Show Summary Details

Page of

PRINTED FROM OXFORD HANDBOOKS ONLINE (www.oxfordhandbooks.com). © Oxford University Press, 2018. All Rights Reserved. Under the terms of the licence agreement, an individual user may print out a PDF of a single chapter of a title in Oxford Handbooks Online for personal use (for details see Privacy Policy and Legal Notice).

date: 16 September 2019

Abstract and Keywords

This chapter considers the relationship between satire and the law during the eighteenth century. After the lapse of pre-publication licensing in 1695, satirists remained subject to the common law of libel (including seditious libel, blasphemous libel, and criminal libel) and to treason laws. Satirists and publishers used various strategies to evade prosecution under those laws: most notably anonymous publication (in print or in manuscript) and creative forms of ambiguity. This chapter surveys examples of those strategies in some famous and lesser known texts, before considering the introduction of the new Licensing Act in 1737, which restricted satire on the stage. Libel prosecutions continued even while the trend for hard-hitting lampoons faded out after the 1750s, but predominantly as a means of prosecuting political troublemakers.

Keywords: satire, law, seditious libel, licensing, Jonathan Swift, anonymity, innuendo, Henry Fielding, John Wilkes

Access to the complete content on Oxford Handbooks Online requires a subscription or purchase. Public users are able to search the site and view the abstracts and keywords for each book and chapter without a subscription.

Please subscribe or login to access full text content.

If you have purchased a print title that contains an access token, please see the token for information about how to register your code.

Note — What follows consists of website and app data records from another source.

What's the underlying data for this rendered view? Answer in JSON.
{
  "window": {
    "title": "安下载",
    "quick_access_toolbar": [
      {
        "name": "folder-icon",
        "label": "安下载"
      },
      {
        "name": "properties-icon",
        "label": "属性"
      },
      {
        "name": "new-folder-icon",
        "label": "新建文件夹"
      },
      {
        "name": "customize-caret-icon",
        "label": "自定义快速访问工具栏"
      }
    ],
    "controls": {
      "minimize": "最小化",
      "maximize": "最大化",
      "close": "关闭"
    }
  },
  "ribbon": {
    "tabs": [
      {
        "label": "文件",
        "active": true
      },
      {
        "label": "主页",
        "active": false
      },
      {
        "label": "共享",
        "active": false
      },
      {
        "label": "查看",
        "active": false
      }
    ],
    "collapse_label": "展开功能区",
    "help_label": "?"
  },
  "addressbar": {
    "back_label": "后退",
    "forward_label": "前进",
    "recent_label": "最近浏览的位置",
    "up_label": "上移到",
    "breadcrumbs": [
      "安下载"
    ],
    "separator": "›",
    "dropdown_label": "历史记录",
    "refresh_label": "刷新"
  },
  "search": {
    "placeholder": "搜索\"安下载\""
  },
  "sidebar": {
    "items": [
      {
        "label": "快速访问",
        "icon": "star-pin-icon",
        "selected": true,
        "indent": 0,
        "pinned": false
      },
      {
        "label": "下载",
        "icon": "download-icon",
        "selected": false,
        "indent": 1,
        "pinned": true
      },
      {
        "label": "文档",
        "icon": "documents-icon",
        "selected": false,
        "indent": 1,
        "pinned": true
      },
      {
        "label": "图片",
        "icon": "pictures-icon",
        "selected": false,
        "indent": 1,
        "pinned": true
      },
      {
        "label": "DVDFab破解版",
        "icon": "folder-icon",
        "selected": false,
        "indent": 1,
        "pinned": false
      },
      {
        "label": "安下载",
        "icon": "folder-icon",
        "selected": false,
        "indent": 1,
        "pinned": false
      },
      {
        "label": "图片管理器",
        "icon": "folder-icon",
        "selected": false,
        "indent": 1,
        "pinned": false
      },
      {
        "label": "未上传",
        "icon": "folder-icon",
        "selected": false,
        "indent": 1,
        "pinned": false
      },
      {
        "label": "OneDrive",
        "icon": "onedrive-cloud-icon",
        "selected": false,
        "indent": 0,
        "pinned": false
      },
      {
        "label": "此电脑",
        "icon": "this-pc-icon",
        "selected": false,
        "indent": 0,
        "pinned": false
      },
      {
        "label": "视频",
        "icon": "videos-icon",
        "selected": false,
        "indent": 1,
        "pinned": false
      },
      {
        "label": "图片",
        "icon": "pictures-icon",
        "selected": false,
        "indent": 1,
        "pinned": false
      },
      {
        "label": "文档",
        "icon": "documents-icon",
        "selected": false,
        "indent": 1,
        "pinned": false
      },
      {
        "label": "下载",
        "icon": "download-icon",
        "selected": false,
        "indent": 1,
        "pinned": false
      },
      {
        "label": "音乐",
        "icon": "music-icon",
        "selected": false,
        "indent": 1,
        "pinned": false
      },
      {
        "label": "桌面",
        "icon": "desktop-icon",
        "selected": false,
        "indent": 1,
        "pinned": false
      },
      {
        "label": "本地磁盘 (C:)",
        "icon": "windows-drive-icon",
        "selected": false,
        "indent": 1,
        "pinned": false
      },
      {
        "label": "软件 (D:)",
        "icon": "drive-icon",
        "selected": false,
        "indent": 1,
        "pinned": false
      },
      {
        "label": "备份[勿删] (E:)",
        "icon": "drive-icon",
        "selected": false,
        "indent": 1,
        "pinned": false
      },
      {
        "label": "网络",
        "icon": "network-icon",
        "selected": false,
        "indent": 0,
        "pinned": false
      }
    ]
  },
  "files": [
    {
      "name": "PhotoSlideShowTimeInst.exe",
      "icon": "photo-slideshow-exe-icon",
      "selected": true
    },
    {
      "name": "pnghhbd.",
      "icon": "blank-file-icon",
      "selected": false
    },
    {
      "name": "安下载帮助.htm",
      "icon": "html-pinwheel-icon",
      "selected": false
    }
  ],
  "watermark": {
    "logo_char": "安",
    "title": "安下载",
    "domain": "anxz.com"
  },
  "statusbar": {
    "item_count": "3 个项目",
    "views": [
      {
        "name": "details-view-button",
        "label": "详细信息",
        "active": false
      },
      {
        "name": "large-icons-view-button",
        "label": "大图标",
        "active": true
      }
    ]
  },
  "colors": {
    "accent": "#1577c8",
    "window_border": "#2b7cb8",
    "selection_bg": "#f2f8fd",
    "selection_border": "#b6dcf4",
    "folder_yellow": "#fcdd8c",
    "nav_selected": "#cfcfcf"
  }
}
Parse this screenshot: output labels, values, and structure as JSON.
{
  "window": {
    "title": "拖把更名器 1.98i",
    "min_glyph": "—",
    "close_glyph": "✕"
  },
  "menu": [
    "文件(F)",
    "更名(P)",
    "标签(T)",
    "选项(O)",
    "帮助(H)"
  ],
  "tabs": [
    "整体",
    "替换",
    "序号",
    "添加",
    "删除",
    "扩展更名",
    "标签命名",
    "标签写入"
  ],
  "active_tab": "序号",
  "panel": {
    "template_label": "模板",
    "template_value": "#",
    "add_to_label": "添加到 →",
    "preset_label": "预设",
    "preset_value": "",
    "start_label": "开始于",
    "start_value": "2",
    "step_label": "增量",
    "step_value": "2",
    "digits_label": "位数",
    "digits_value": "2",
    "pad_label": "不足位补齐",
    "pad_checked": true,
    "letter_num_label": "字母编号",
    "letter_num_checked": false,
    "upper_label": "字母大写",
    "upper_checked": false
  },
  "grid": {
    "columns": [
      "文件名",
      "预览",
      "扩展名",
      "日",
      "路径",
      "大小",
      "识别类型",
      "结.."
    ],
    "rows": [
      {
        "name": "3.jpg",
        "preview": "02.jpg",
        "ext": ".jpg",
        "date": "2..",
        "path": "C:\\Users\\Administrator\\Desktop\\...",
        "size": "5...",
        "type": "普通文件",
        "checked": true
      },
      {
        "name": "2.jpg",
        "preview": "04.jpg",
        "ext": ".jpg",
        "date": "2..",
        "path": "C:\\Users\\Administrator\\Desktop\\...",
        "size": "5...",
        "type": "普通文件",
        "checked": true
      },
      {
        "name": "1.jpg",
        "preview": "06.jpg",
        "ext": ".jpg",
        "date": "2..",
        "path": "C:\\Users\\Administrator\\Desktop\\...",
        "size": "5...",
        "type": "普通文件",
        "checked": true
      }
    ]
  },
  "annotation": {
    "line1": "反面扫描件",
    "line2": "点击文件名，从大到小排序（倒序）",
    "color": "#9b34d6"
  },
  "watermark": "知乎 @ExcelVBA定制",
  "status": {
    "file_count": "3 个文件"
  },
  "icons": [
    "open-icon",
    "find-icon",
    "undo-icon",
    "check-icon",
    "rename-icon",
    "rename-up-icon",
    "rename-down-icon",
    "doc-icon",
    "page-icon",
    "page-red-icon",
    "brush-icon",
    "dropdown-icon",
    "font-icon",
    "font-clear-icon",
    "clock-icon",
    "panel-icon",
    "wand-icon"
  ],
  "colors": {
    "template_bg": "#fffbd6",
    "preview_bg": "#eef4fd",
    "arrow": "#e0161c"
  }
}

For questions on access or troubleshooting, please check our FAQs, and if you can''t find the answer there, please contact us.